■ Your task:
Given the entries below, copy each of them out exactly.

■ Data shown:
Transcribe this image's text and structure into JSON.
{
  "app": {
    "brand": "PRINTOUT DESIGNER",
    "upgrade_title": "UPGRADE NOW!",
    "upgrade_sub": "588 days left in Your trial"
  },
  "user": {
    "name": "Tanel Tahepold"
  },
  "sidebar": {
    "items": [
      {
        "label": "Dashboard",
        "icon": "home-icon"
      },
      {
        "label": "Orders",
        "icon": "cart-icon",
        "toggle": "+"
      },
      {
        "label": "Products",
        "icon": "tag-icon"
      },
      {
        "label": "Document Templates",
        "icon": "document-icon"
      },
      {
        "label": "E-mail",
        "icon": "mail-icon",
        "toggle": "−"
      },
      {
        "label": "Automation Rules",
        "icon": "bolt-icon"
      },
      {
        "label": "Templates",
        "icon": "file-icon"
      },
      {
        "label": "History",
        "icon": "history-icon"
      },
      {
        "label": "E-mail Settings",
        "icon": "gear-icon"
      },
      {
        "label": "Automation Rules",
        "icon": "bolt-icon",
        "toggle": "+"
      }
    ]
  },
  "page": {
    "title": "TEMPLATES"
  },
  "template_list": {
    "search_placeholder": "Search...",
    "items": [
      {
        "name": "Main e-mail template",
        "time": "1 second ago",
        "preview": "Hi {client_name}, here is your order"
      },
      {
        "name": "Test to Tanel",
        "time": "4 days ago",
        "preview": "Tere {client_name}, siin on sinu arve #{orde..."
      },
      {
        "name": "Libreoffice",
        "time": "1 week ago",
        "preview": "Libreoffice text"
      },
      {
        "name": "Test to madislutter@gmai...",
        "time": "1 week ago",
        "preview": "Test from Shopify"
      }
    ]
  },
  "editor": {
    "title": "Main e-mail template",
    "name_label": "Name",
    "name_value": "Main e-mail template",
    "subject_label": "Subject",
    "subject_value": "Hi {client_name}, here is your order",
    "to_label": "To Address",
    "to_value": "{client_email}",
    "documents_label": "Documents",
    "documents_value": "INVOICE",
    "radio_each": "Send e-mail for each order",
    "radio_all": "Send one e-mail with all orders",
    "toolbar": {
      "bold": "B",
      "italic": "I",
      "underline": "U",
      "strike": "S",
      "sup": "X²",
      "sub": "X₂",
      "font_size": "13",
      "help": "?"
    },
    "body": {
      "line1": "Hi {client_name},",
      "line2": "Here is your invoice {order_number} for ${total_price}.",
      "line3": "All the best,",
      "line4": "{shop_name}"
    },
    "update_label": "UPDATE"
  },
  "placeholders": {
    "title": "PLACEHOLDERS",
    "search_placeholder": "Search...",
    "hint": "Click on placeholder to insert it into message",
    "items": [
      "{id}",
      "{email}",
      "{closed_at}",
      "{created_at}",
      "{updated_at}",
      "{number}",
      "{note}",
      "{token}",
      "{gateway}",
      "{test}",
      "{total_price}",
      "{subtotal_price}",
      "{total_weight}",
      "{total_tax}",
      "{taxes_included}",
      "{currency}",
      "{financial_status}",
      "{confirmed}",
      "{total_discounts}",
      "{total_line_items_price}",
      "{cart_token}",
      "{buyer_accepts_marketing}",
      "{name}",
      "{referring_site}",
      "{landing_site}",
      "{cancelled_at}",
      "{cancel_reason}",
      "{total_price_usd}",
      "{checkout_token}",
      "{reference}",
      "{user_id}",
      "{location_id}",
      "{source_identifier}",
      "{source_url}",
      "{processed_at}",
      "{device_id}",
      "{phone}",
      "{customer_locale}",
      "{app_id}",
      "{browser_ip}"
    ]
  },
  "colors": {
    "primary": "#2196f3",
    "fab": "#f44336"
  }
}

■ Response:
Transcribe this image's text and structure into JSON.
{
  "app": {
    "brand": "PRINTOUT DESIGNER",
    "upgrade_title": "UPGRADE NOW!",
    "upgrade_sub": "588 days left in Your trial"
  },
  "user": {
    "name": "Tanel Tahepold"
  },
  "sidebar": {
    "items": [
      {
        "label": "Dashboard",
        "icon": "home-icon"
      },
      {
        "label": "Orders",
        "icon": "cart-icon",
        "toggle": "+"
      },
      {
        "label": "Products",
        "icon": "tag-icon"
      },
      {
        "label": "Document Templates",
        "icon": "document-icon"
      },
      {
        "label": "E-mail",
        "icon": "mail-icon",
        "toggle": "−"
      },
      {
        "label": "Automation Rules",
        "icon": "bolt-icon"
      },
      {
        "label": "Templates",
        "icon": "file-icon"
      },
      {
        "label": "History",
        "icon": "history-icon"
      },
      {
        "label": "E-mail Settings",
        "icon": "gear-icon"
      },
      {
        "label": "Automation Rules",
        "icon": "bolt-icon",
        "toggle": "+"
      }
    ]
  },
  "page": {
    "title": "TEMPLATES"
  },
  "template_list": {
    "search_placeholder": "Search...",
    "items": [
      {
        "name": "Main e-mail template",
        "time": "1 second ago",
        "preview": "Hi {client_name}, here is your order"
      },
      {
        "name": "Test to Tanel",
        "time": "4 days ago",
        "preview": "Tere {client_name}, siin on sinu arve #{orde..."
      },
      {
        "name": "Libreoffice",
        "time": "1 week ago",
        "preview": "Libreoffice text"
      },
      {
        "name": "Test to madislutter@gmai...",
        "time": "1 week ago",
        "preview": "Test from Shopify"
      }
    ]
  },
  "editor": {
    "title": "Main e-mail template",
    "name_label": "Name",
    "name_value": "Main e-mail template",
    "subject_label": "Subject",
    "subject_value": "Hi {client_name}, here is your order",
    "to_label": "To Address",
    "to_value": "{client_email}",
    "documents_label": "Documents",
    "documents_value": "INVOICE",
    "radio_each": "Send e-mail for each order",
    "radio_all": "Send one e-mail with all orders",
    "toolbar": {
      "bold": "B",
      "italic": "I",
      "underline": "U",
      "strike": "S",
      "sup": "X²",
      "sub": "X₂",
      "font_size": "13",
      "help": "?"
    },
    "body": {
      "line1": "Hi {client_name},",
      "line2": "Here is your invoice {order_number} for ${total_price}.",
      "line3": "All the best,",
      "line4": "{shop_name}"
    },
    "update_label": "UPDATE"
  },
  "placeholders": {
    "title": "PLACEHOLDERS",
    "search_placeholder": "Search...",
    "hint": "Click on placeholder to insert it into message",
    "items": [
      "{id}",
      "{email}",
      "{closed_at}",
      "{created_at}",
      "{updated_at}",
      "{number}",
      "{note}",
      "{token}",
      "{gateway}",
      "{test}",
      "{total_price}",
      "{subtotal_price}",
      "{total_weight}",
      "{total_tax}",
      "{taxes_included}",
      "{currency}",
      "{financial_status}",
      "{confirmed}",
      "{total_discounts}",
      "{total_line_items_price}",
      "{cart_token}",
      "{buyer_accepts_marketing}",
      "{name}",
      "{referring_site}",
      "{landing_site}",
      "{cancelled_at}",
      "{cancel_reason}",
      "{total_price_usd}",
      "{checkout_token}",
      "{reference}",
      "{user_id}",
      "{location_id}",
      "{source_identifier}",
      "{source_url}",
      "{processed_at}",
      "{device_id}",
      "{phone}",
      "{customer_locale}",
      "{app_id}",
      "{browser_ip}"
    ]
  },
  "colors": {
    "primary": "#2196f3",
    "fab": "#f44336"
  }
}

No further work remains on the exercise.